Your point is absolutely right -- we cannot imagine enjoying English of 200 years ago with the ease that we comment about the Sanskrit of _2000_ years. Just imagine, the average life-span was about a third of what it is now, the average person probably never moved more than a few miles from where he was born, and the average scholar (few and far between) read as many books in his lifetime as we read articles in a _month_. And these are merely structural -- like now, there surely would have been waxing and waning styles, influences and tens of generations in a typical conversation about "Sanskrit"!


Perhaps I should write a follow up to this... btw, how did you bump into this obscure corner of the web? :)

Rohit Śarmā said...

Hi KVM,
Just a few minutes back I was looking at this image: http://huntingtonarchive.osu.edu/studypages/internal/dl/SouthAsia/Buddhist/pgs/u1/p3/DL0034l.htm

Notice the use of lotuses here. It overwhelming – her foot rests on lotus, she is seated on lotus, she is holding a lotus! (There are 2 more lotuses in background too :-)

------

I had the fortune of receiving some excellent tutorship in Sanskrit at school. We had a damn good teacher although his pedagogy may not qualify as modern. In any case the tragedy is that, I hardly tried to nurture the interest later. But now 10 years later, I find myself eager to start flirting with Sanskrit again. I must admit life was so much better with a teacher around – both to learn as well as discuss!

I knew about your blog while at IIT Madras (BT/ME/2006-10). I used to swing by and read few articles at times.

KVM said...

LOL, "padmanane padmini padmapatre padmapriye padmadalayataksi..." :D
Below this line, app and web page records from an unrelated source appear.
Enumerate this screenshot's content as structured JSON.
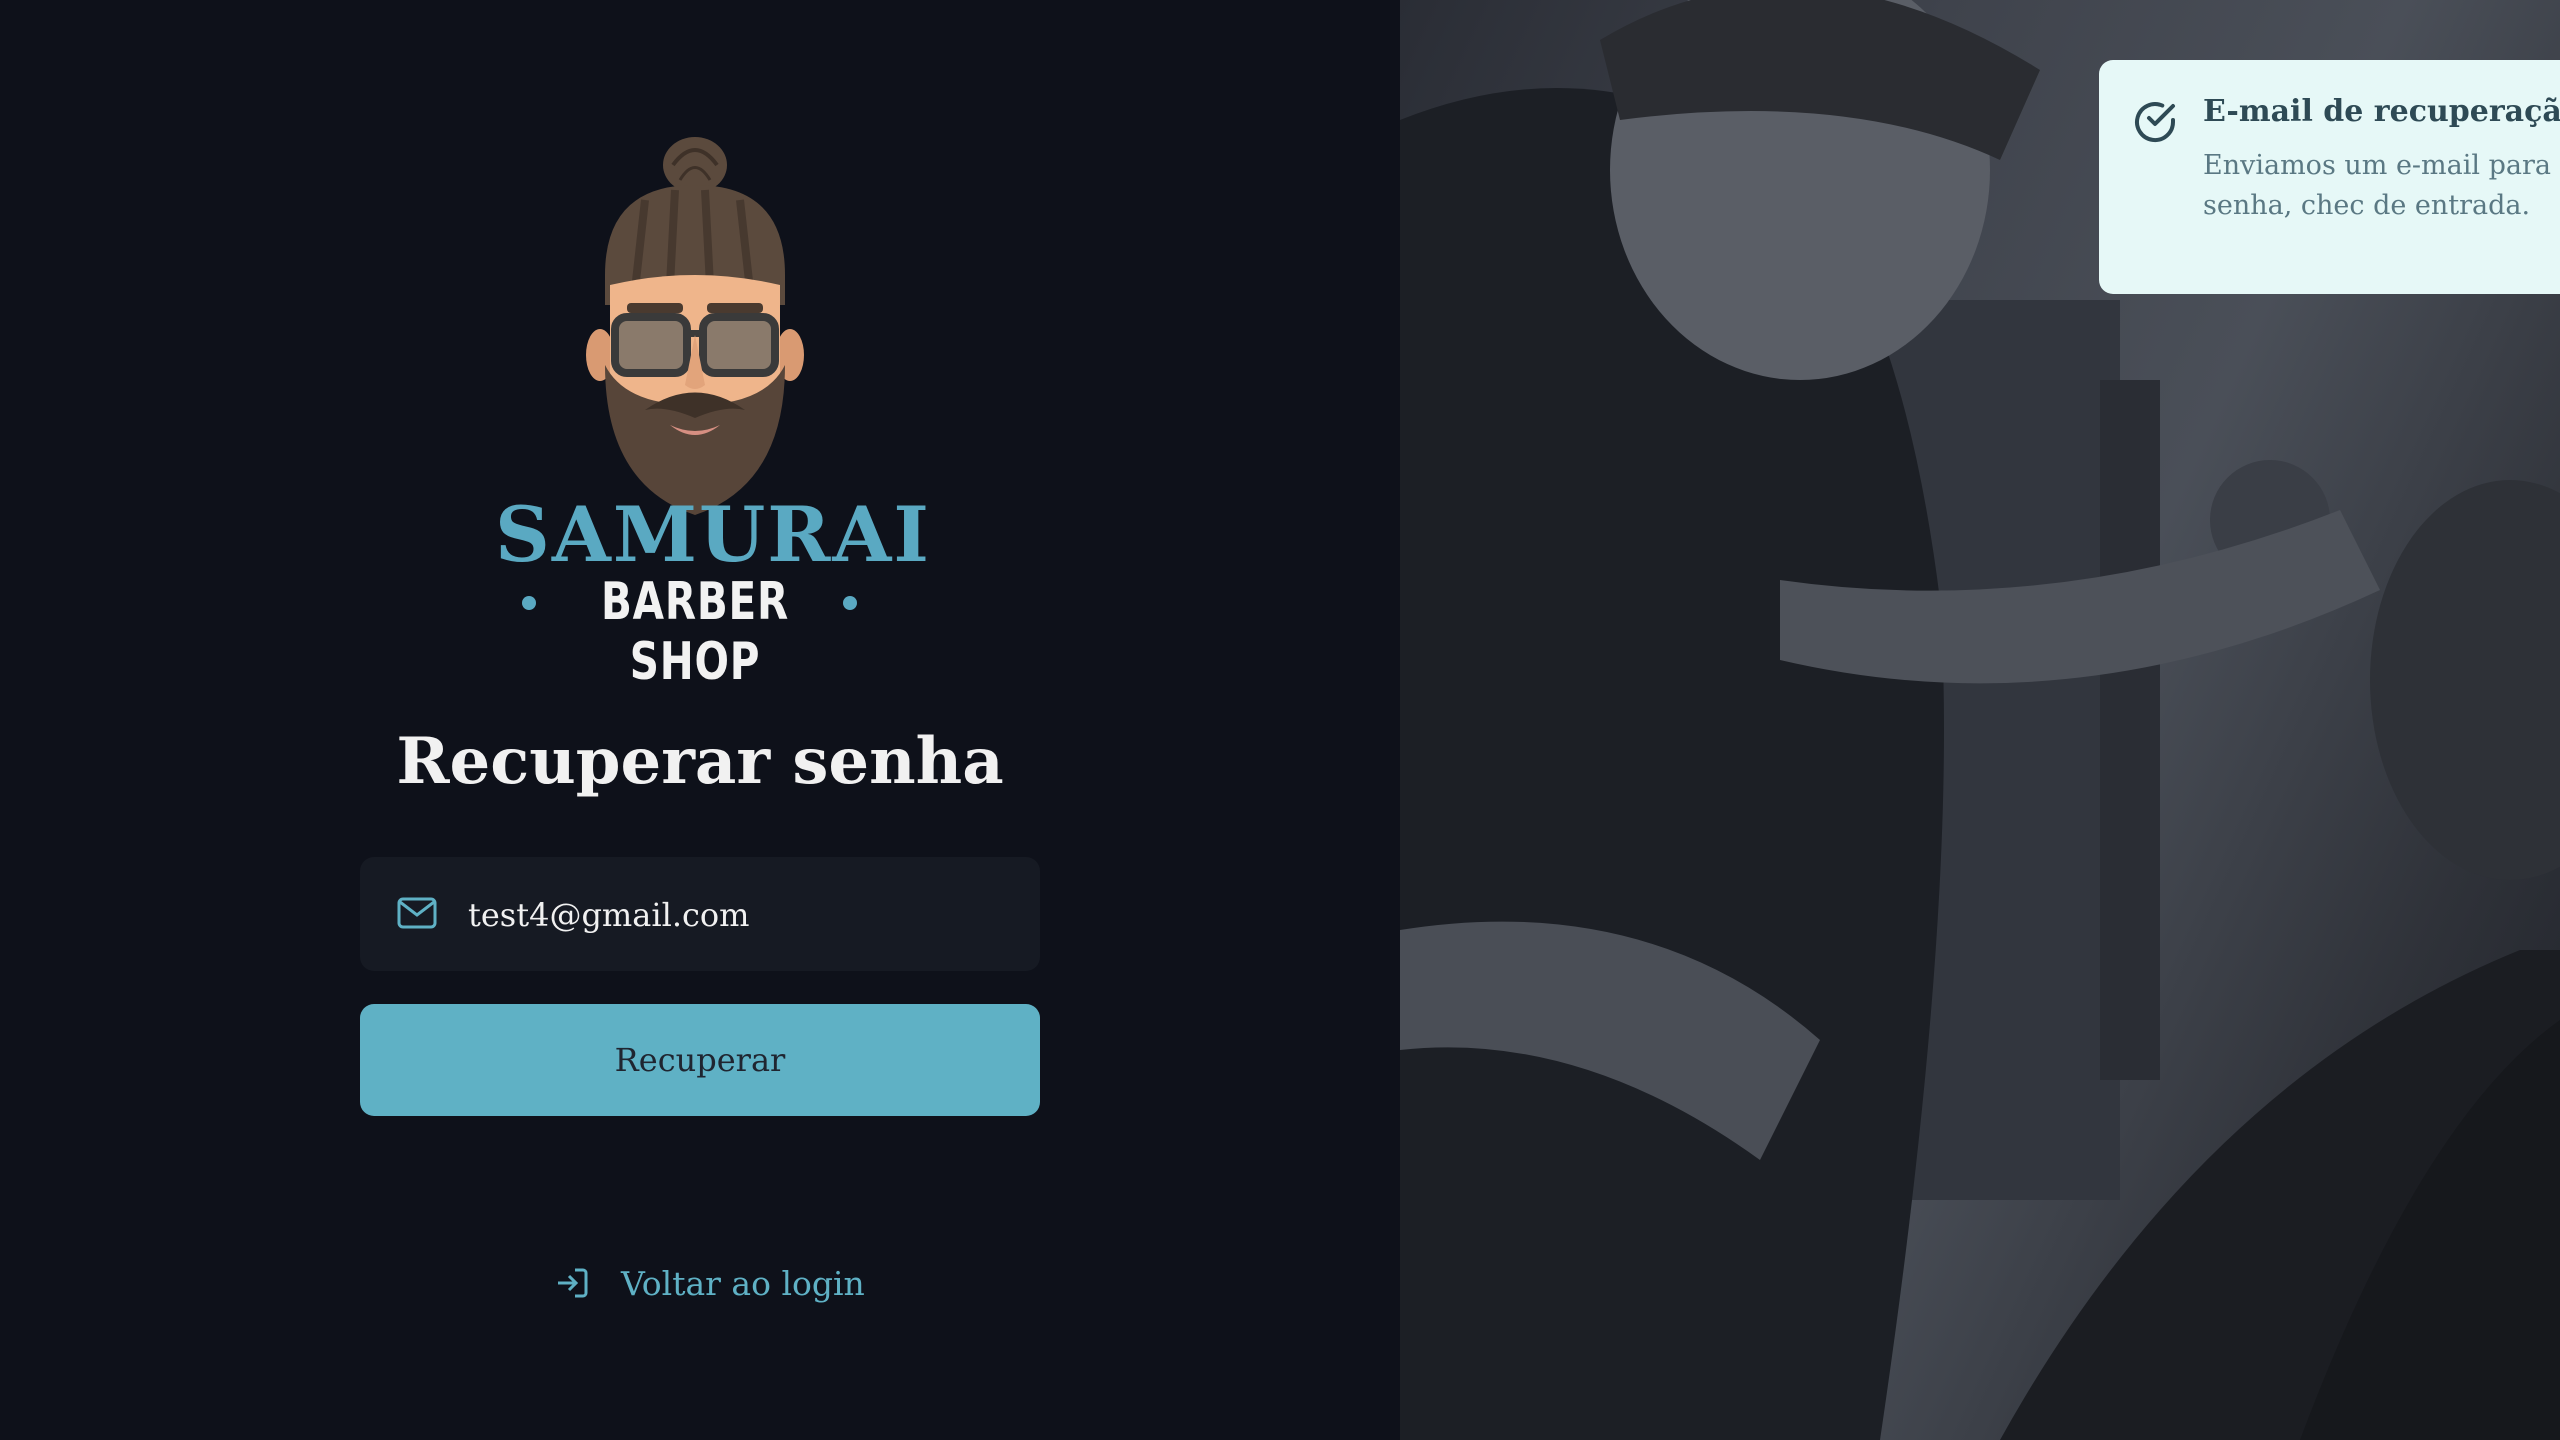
{
  "brand": {
    "title": "SAMURAI",
    "subtitle": "BARBER SHOP",
    "accent_color": "#5fb1c5"
  },
  "form": {
    "heading": "Recuperar senha",
    "email_value": "test4@gmail.com",
    "email_icon": "mail-icon",
    "submit_label": "Recuperar",
    "back_link_label": "Voltar ao login",
    "back_link_icon": "login-icon"
  },
  "toast": {
    "icon": "check-circle-icon",
    "title": "E-mail de recuperação e",
    "message": "Enviamos um e-mail para c recuperação de senha, chec de entrada."
  },
  "background_photo": {
    "description_icon": "barber-photo"
  }
}
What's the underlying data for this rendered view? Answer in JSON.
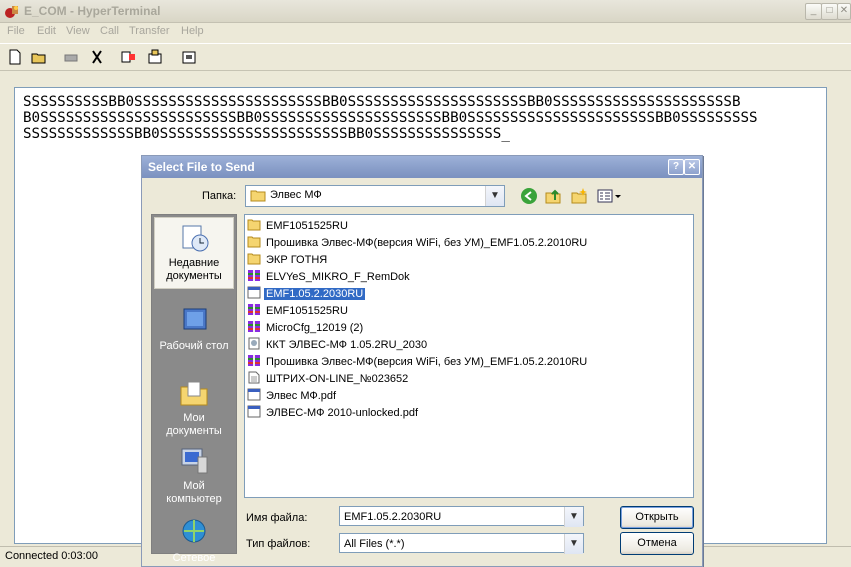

Ah, wonderful to hear you're trying to rekindle your Sanskrit reading :-) I know, it can be quite hard without a teacher (or at least a group of interested people to discuss with). Perhaps you'll like this: A friend Shreevatsa and I started a ~weekly article-group called Sadaswada, where we discuss one work every week. There have been about two dozen postings so far, and the best way to start off is a couple of examples. #23: https://groups.google.com/forum/?fromgroups#!topic/sadaswada/QR8vXVPqUco

Next, one from the Pancatantra, #21: https://groups.google.com/forum/?fromgroups=#!topic/sadaswada/hwF4RxCDi9A

Rohit Śarmā said...

"padmanane padmini padmapatre padmapriye padmadalayataksi..." - is EXCATLY what I wanted to quote! :-) lakhsmi ashtotram.. The bliss when the other completes the sentence. dhanyosmi aham.
(Padmapriyaam, padmahastaam, padmaskshim, padmasundarim,
padmodbhavaam, padmamukhim, padmanabhapriyaam ramaam, Padmamaala dharaam devim,
padminim, padmgandhinim)

Thanks a ton for the links. I joined the group. I'll try to follow up.